◆ **Exercise materials**:
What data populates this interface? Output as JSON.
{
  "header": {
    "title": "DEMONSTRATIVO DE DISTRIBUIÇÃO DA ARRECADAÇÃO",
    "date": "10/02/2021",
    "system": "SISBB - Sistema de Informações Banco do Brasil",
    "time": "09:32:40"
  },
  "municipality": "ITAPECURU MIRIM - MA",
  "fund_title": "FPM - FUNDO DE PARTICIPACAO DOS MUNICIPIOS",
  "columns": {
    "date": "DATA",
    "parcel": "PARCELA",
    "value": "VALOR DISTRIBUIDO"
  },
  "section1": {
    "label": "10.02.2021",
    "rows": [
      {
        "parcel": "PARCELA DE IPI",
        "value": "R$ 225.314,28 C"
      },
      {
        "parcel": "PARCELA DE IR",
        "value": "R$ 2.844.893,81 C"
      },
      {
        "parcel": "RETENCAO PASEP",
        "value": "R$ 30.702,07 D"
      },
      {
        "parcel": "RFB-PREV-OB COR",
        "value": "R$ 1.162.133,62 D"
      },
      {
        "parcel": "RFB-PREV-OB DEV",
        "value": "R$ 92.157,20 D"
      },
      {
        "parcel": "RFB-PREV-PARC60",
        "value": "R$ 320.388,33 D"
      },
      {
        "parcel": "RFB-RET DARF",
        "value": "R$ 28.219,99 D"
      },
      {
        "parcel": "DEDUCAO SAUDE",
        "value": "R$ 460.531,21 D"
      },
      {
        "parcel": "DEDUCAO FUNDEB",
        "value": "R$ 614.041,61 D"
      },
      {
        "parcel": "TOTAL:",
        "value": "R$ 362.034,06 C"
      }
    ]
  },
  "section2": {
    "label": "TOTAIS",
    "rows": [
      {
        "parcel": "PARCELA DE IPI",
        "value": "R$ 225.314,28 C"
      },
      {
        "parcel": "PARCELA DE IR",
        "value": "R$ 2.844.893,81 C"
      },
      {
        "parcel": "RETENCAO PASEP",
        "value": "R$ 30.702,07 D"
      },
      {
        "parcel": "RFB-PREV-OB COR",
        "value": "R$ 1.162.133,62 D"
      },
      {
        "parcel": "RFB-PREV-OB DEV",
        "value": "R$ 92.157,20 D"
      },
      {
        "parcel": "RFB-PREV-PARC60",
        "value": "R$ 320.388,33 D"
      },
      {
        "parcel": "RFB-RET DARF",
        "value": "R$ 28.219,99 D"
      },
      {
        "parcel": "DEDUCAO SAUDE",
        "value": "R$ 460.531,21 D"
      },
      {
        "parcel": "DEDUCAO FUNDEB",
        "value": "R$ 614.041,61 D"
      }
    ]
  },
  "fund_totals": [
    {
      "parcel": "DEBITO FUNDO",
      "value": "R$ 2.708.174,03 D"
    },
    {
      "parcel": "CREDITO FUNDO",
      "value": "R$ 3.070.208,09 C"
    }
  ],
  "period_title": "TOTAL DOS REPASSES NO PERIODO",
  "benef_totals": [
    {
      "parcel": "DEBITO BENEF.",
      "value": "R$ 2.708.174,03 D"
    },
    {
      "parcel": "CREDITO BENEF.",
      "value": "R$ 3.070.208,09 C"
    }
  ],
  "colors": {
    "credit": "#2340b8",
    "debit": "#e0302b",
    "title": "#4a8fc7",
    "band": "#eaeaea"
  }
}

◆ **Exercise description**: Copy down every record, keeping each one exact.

◆ **Answer section**:
What data populates this interface? Output as JSON.
{
  "header": {
    "title": "DEMONSTRATIVO DE DISTRIBUIÇÃO DA ARRECADAÇÃO",
    "date": "10/02/2021",
    "system": "SISBB - Sistema de Informações Banco do Brasil",
    "time": "09:32:40"
  },
  "municipality": "ITAPECURU MIRIM - MA",
  "fund_title": "FPM - FUNDO DE PARTICIPACAO DOS MUNICIPIOS",
  "columns": {
    "date": "DATA",
    "parcel": "PARCELA",
    "value": "VALOR DISTRIBUIDO"
  },
  "section1": {
    "label": "10.02.2021",
    "rows": [
      {
        "parcel": "PARCELA DE IPI",
        "value": "R$ 225.314,28 C"
      },
      {
        "parcel": "PARCELA DE IR",
        "value": "R$ 2.844.893,81 C"
      },
      {
        "parcel": "RETENCAO PASEP",
        "value": "R$ 30.702,07 D"
      },
      {
        "parcel": "RFB-PREV-OB COR",
        "value": "R$ 1.162.133,62 D"
      },
      {
        "parcel": "RFB-PREV-OB DEV",
        "value": "R$ 92.157,20 D"
      },
      {
        "parcel": "RFB-PREV-PARC60",
        "value": "R$ 320.388,33 D"
      },
      {
        "parcel": "RFB-RET DARF",
        "value": "R$ 28.219,99 D"
      },
      {
        "parcel": "DEDUCAO SAUDE",
        "value": "R$ 460.531,21 D"
      },
      {
        "parcel": "DEDUCAO FUNDEB",
        "value": "R$ 614.041,61 D"
      },
      {
        "parcel": "TOTAL:",
        "value": "R$ 362.034,06 C"
      }
    ]
  },
  "section2": {
    "label": "TOTAIS",
    "rows": [
      {
        "parcel": "PARCELA DE IPI",
        "value": "R$ 225.314,28 C"
      },
      {
        "parcel": "PARCELA DE IR",
        "value": "R$ 2.844.893,81 C"
      },
      {
        "parcel": "RETENCAO PASEP",
        "value": "R$ 30.702,07 D"
      },
      {
        "parcel": "RFB-PREV-OB COR",
        "value": "R$ 1.162.133,62 D"
      },
      {
        "parcel": "RFB-PREV-OB DEV",
        "value": "R$ 92.157,20 D"
      },
      {
        "parcel": "RFB-PREV-PARC60",
        "value": "R$ 320.388,33 D"
      },
      {
        "parcel": "RFB-RET DARF",
        "value": "R$ 28.219,99 D"
      },
      {
        "parcel": "DEDUCAO SAUDE",
        "value": "R$ 460.531,21 D"
      },
      {
        "parcel": "DEDUCAO FUNDEB",
        "value": "R$ 614.041,61 D"
      }
    ]
  },
  "fund_totals": [
    {
      "parcel": "DEBITO FUNDO",
      "value": "R$ 2.708.174,03 D"
    },
    {
      "parcel": "CREDITO FUNDO",
      "value": "R$ 3.070.208,09 C"
    }
  ],
  "period_title": "TOTAL DOS REPASSES NO PERIODO",
  "benef_totals": [
    {
      "parcel": "DEBITO BENEF.",
      "value": "R$ 2.708.174,03 D"
    },
    {
      "parcel": "CREDITO BENEF.",
      "value": "R$ 3.070.208,09 C"
    }
  ],
  "colors": {
    "credit": "#2340b8",
    "debit": "#e0302b",
    "title": "#4a8fc7",
    "band": "#eaeaea"
  }
}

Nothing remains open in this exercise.